═══ SUPPLIED MATERIAL ═══

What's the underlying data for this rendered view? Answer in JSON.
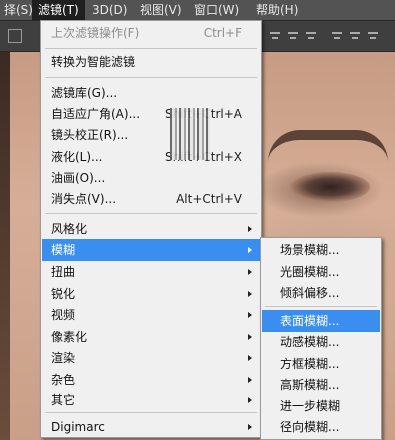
{
  "menubar": {
    "items": [
      "择(S)",
      "滤镜(T)",
      "3D(D)",
      "视图(V)",
      "窗口(W)",
      "帮助(H)"
    ],
    "active": "滤镜(T)"
  },
  "filter_menu": {
    "last_filter": "上次滤镜操作(F)",
    "last_filter_shortcut": "Ctrl+F",
    "convert_smart": "转换为智能滤镜",
    "gallery": "滤镜库(G)...",
    "adaptive_wide": "自适应广角(A)...",
    "adaptive_wide_shortcut": "Shift+Ctrl+A",
    "lens_correction": "镜头校正(R)...",
    "liquify": "液化(L)...",
    "liquify_shortcut": "Shift+Ctrl+X",
    "oil_paint": "油画(O)...",
    "vanishing_point": "消失点(V)...",
    "vanishing_point_shortcut": "Alt+Ctrl+V",
    "stylize": "风格化",
    "blur": "模糊",
    "distort": "扭曲",
    "sharpen": "锐化",
    "video": "视频",
    "pixelate": "像素化",
    "render": "渲染",
    "noise": "杂色",
    "other": "其它",
    "digimarc": "Digimarc"
  },
  "blur_submenu": {
    "field_blur": "场景模糊...",
    "iris_blur": "光圈模糊...",
    "tilt_shift": "倾斜偏移...",
    "surface_blur": "表面模糊...",
    "motion_blur": "动感模糊...",
    "box_blur": "方框模糊...",
    "gaussian_blur": "高斯模糊...",
    "blur_more": "进一步模糊",
    "radial_blur": "径向模糊..."
  },
  "colors": {
    "highlight": "#3a8ef0",
    "menubar": "#535353",
    "menu_bg": "#f0f0f0"
  }
}
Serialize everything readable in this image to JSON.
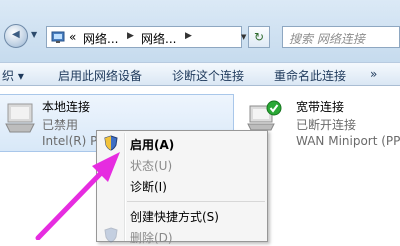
{
  "address_bar": {
    "breadcrumb": [
      "«",
      "网络...",
      "网络..."
    ],
    "search_placeholder": "搜索 网络连接"
  },
  "toolbar": {
    "items": [
      "织 ▾",
      "启用此网络设备",
      "诊断这个连接",
      "重命名此连接",
      "»"
    ]
  },
  "connections": [
    {
      "name": "本地连接",
      "status": "已禁用",
      "device": "Intel(R) P"
    },
    {
      "name": "宽带连接",
      "status": "已断开连接",
      "device": "WAN Miniport (PP"
    }
  ],
  "context_menu": {
    "items": [
      {
        "label": "启用(A)",
        "bold": true,
        "disabled": false,
        "icon": "shield-icon"
      },
      {
        "label": "状态(U)",
        "bold": false,
        "disabled": true
      },
      {
        "label": "诊断(I)",
        "bold": false,
        "disabled": false
      },
      {
        "label": "创建快捷方式(S)",
        "bold": false,
        "disabled": false
      },
      {
        "label": "删除(D)",
        "bold": false,
        "disabled": true,
        "icon": "shield-icon"
      }
    ]
  },
  "colors": {
    "annotation_arrow": "#e62ce0",
    "check_badge": "#2aa836",
    "command_text": "#1e395b"
  }
}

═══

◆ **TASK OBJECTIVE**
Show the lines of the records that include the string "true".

◆ **WRITTEN RESPONSE**
        "bold": true,
        "disabled": true
        "disabled": true,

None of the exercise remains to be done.